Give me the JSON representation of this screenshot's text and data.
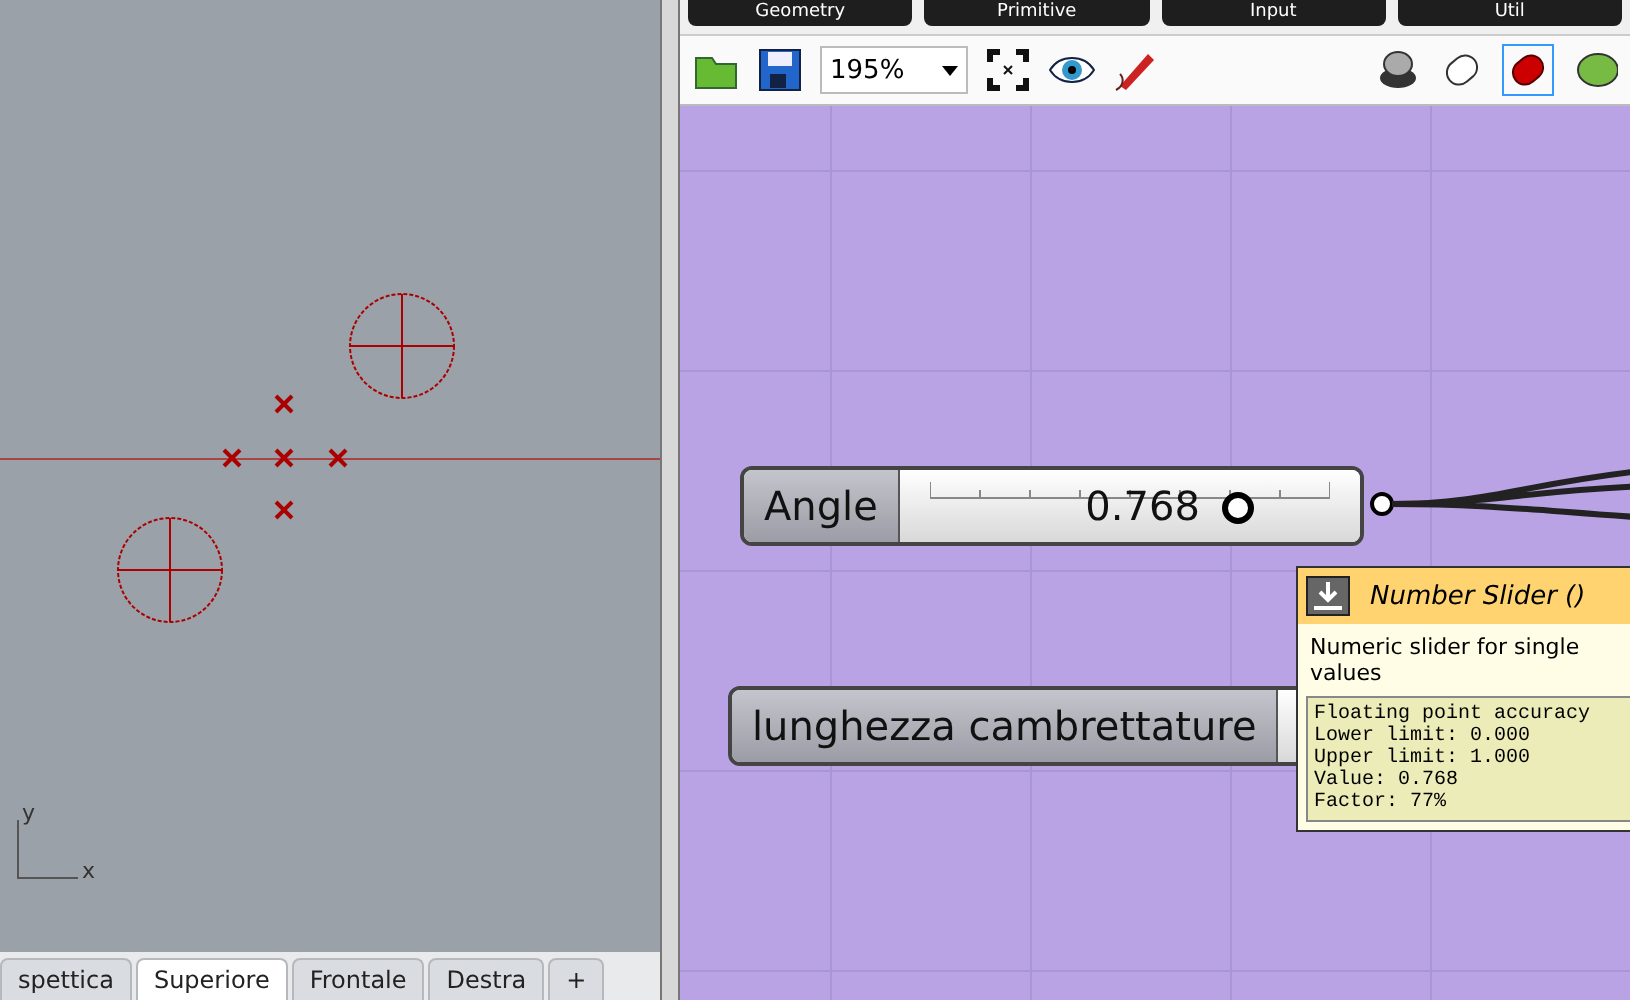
{
  "viewport": {
    "axis_y": "y",
    "axis_x": "x",
    "tabs": [
      {
        "label": "spettica",
        "selected": false
      },
      {
        "label": "Superiore",
        "selected": true
      },
      {
        "label": "Frontale",
        "selected": false
      },
      {
        "label": "Destra",
        "selected": false
      },
      {
        "label": "+",
        "selected": false
      }
    ]
  },
  "categories": [
    "Geometry",
    "Primitive",
    "Input",
    "Util"
  ],
  "toolbar": {
    "zoom": "195%"
  },
  "sliders": [
    {
      "name": "Angle",
      "value": "0.768",
      "level": 0.768
    },
    {
      "name": "lunghezza cambrettature"
    }
  ],
  "tooltip": {
    "title": "Number Slider ()",
    "description": "Numeric slider for single values",
    "details": [
      "Floating point accuracy",
      "Lower limit: 0.000",
      "Upper limit: 1.000",
      "Value: 0.768",
      "Factor: 77%"
    ]
  }
}
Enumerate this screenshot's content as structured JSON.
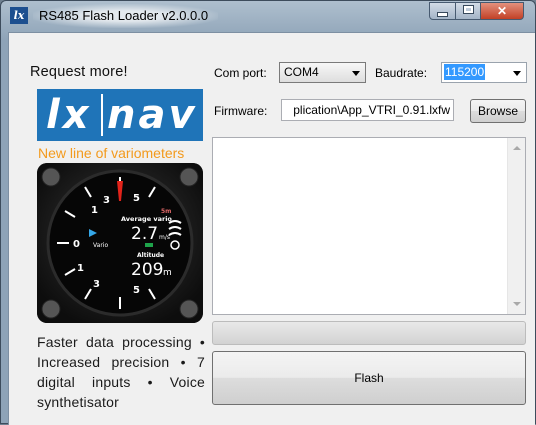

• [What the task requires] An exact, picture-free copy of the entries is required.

• [Task solution]
Give me the JSON representation of this screenshot's text and data.
{
  "viewport": {
    "axis_y": "y",
    "axis_x": "x",
    "tabs": [
      {
        "label": "spettica",
        "selected": false
      },
      {
        "label": "Superiore",
        "selected": true
      },
      {
        "label": "Frontale",
        "selected": false
      },
      {
        "label": "Destra",
        "selected": false
      },
      {
        "label": "+",
        "selected": false
      }
    ]
  },
  "categories": [
    "Geometry",
    "Primitive",
    "Input",
    "Util"
  ],
  "toolbar": {
    "zoom": "195%"
  },
  "sliders": [
    {
      "name": "Angle",
      "value": "0.768",
      "level": 0.768
    },
    {
      "name": "lunghezza cambrettature"
    }
  ],
  "tooltip": {
    "title": "Number Slider ()",
    "description": "Numeric slider for single values",
    "details": [
      "Floating point accuracy",
      "Lower limit: 0.000",
      "Upper limit: 1.000",
      "Value: 0.768",
      "Factor: 77%"
    ]
  }
}
Enumerate this screenshot's content as structured JSON.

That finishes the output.